PHP: How to retrieve URL parameters.

In this beginners PHP tutorial, I will show you how to retrieve query string parameters from a URL. I will also tell you how to avoid some of the most common pitfalls.

Take the following URL as an example, which contains two GET parameters:

page.php?id=23&page=34

In the URL above, we have two GET parameters. id, which contains the value 23 and page, which contains the value 34.

Now, let’s say that we want to retrieve those values so that we can use them in our PHP script.

If we want to retrieve the values of those two parameters, we can simply access the $_GET superglobal array like so:

//Get our two GET parameters.
$id = $_GET['id'];
$page = $_GET['page'];

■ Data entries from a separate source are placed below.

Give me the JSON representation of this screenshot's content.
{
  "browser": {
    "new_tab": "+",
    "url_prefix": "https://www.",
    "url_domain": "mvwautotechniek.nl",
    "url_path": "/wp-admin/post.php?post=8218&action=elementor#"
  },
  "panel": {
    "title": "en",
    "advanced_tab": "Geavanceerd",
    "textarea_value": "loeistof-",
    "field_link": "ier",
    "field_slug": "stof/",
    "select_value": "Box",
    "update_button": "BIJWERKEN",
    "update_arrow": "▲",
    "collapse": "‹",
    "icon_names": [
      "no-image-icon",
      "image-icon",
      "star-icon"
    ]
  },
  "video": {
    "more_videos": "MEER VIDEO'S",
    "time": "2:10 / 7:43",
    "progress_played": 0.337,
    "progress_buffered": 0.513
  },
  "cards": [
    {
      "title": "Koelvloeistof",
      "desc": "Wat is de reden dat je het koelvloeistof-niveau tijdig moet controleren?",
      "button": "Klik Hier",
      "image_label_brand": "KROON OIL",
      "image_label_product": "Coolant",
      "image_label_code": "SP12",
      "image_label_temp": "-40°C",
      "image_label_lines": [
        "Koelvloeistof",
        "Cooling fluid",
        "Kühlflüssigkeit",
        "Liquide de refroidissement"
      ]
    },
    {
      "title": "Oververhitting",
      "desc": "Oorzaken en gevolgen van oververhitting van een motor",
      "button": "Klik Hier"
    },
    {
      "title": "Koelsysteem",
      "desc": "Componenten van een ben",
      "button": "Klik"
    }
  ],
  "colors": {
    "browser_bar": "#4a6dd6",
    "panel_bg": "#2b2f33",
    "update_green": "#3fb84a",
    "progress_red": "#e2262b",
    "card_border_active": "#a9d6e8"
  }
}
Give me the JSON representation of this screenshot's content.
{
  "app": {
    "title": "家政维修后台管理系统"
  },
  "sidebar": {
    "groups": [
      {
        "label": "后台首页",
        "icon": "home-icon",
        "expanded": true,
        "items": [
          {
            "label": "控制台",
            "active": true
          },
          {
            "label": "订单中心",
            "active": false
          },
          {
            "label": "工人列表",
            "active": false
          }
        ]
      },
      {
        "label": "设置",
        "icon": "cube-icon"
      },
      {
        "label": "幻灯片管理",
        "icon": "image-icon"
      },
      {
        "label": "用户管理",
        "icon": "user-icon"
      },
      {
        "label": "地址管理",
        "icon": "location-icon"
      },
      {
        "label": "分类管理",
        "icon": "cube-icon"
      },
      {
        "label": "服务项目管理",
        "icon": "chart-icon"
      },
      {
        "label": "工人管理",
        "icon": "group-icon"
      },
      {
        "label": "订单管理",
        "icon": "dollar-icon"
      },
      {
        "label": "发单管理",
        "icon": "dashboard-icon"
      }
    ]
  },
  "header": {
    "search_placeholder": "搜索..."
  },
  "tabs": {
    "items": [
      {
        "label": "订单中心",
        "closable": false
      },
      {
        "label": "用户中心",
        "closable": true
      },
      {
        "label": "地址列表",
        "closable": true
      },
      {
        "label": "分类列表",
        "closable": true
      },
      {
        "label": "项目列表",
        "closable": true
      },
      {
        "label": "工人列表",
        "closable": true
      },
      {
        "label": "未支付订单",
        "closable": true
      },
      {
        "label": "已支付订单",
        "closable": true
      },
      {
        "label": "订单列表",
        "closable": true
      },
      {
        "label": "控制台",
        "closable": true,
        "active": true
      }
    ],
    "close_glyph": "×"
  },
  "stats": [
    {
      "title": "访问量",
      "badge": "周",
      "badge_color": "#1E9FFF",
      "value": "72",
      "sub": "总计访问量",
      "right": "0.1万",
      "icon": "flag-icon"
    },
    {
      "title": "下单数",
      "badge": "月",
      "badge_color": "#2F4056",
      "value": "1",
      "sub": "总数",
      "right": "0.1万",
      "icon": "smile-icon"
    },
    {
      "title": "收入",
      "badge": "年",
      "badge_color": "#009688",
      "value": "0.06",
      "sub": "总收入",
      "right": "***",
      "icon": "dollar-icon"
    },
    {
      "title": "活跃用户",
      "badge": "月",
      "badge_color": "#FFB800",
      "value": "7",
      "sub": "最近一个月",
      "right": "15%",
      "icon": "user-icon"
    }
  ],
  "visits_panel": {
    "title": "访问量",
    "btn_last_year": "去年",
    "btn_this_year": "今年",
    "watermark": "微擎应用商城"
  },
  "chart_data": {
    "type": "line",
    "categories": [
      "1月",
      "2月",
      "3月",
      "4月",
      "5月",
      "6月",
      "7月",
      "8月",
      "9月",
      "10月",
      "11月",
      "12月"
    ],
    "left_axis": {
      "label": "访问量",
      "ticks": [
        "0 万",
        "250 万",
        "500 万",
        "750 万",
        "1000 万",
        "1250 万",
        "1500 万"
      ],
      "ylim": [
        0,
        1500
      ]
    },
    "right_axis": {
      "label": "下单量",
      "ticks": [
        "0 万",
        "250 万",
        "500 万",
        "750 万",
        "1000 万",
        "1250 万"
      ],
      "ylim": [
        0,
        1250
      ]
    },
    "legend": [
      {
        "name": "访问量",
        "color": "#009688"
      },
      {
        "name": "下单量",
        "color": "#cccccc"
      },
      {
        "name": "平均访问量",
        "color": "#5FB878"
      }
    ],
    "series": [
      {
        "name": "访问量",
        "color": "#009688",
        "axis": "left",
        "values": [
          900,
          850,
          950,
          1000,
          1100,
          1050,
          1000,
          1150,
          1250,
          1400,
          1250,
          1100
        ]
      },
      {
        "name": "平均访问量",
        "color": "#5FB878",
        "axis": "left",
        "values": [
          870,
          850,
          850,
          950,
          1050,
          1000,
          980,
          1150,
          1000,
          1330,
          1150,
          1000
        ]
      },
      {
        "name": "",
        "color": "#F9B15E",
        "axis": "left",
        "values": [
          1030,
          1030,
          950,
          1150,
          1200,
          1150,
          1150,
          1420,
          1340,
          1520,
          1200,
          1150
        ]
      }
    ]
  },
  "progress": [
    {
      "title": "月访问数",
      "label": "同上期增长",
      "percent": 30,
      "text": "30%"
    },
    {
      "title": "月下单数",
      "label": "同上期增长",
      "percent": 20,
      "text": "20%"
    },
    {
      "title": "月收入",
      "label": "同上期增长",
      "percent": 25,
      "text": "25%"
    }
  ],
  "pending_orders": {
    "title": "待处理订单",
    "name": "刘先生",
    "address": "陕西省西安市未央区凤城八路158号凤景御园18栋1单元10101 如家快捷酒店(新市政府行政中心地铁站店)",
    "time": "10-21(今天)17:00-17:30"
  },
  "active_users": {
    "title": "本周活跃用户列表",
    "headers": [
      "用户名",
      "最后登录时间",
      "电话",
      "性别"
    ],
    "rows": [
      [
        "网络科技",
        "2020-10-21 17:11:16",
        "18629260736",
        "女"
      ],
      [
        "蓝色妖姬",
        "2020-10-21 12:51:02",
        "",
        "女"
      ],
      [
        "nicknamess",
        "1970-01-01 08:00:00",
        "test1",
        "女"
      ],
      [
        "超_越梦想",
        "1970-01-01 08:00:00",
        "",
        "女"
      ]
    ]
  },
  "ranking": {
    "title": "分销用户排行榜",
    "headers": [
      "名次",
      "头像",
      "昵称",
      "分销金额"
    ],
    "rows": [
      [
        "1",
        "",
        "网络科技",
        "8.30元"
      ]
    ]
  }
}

Although the PHP code will work, it does make the assumption that the GET parameters in question will always exist. As a result, there is always the possibility that our script will throw an ugly undefined index notice if a user manually or mistakenly removes one of our parameters from the URL.

This will result in PHP spitting out an ugly error message:

Notice: Undefined index: id in /path/to/file.php on line 4

To guard against this, you will need to check to see if the GET variable exists before you attempt to retrieve it:

$id = false;
if(isset($_GET['id'])){
    $id = $_GET['id'];
}

$page = false;
if(isset($_GET['page'])){
    $page = $_GET['page'];
}

In the example above, we use PHP’s isset function to check whether or not the parameter in question actually exists. If it does, we assign it to one of our variables. If it doesn’t, then our variables retain their default FALSE values.

Never trust GET parameters as they are. Always validate them.

GET parameters should be always treated with extreme caution.

  1. You cannot assume that they will always exist.
  2. If they do exist, you can never discount the possibility that the user has tampered with the URL in question.

i.e. If you expect id to be an integer value and a user decides to manually change that to “blahblahblah”, your PHP script must be able to handle that scenario. URL parameters are external variables and external variables can never ever be trusted.

Never directly output GET parameters onto the page.

Printing out GET parameters without sanitizing them is recipe for disaster, as it will leave your web application wide open to XSS attacks.

Take the following example:

$page = false;
if(isset($_GET['page'])){
    $page = $_GET['page'];
}

if($page !== false){
   echo '<h1>Page: ' . $page . '</h1>'; 
}

Here, I’ve done everything right except the final step:

  1. I checked to see if the GET parameter was set before I attempted to access its value.
  2. I made sure that I didn’t print out the page number if it didn’t exist.

However, I did not sanitize the variable before I printed it out. This means that an attacker could simply replace my GET variable with some HTML or JavaScript and have it execute when the page is loaded. They could then redirect other users to this “tainted” link.

To guard against this, we can simply use the PHP function htmlentities:

//Guarding against XSS
if($page !== false){
   echo '<h1>Page: ' . htmlentities($page) . '</h1>'; 
}

The htmlentities function will guard against XSS by converting all special characters into their relevant HTML entities. For example: Something like <script> will become &lt;script&gt;

Hopefully, you found this guide useful.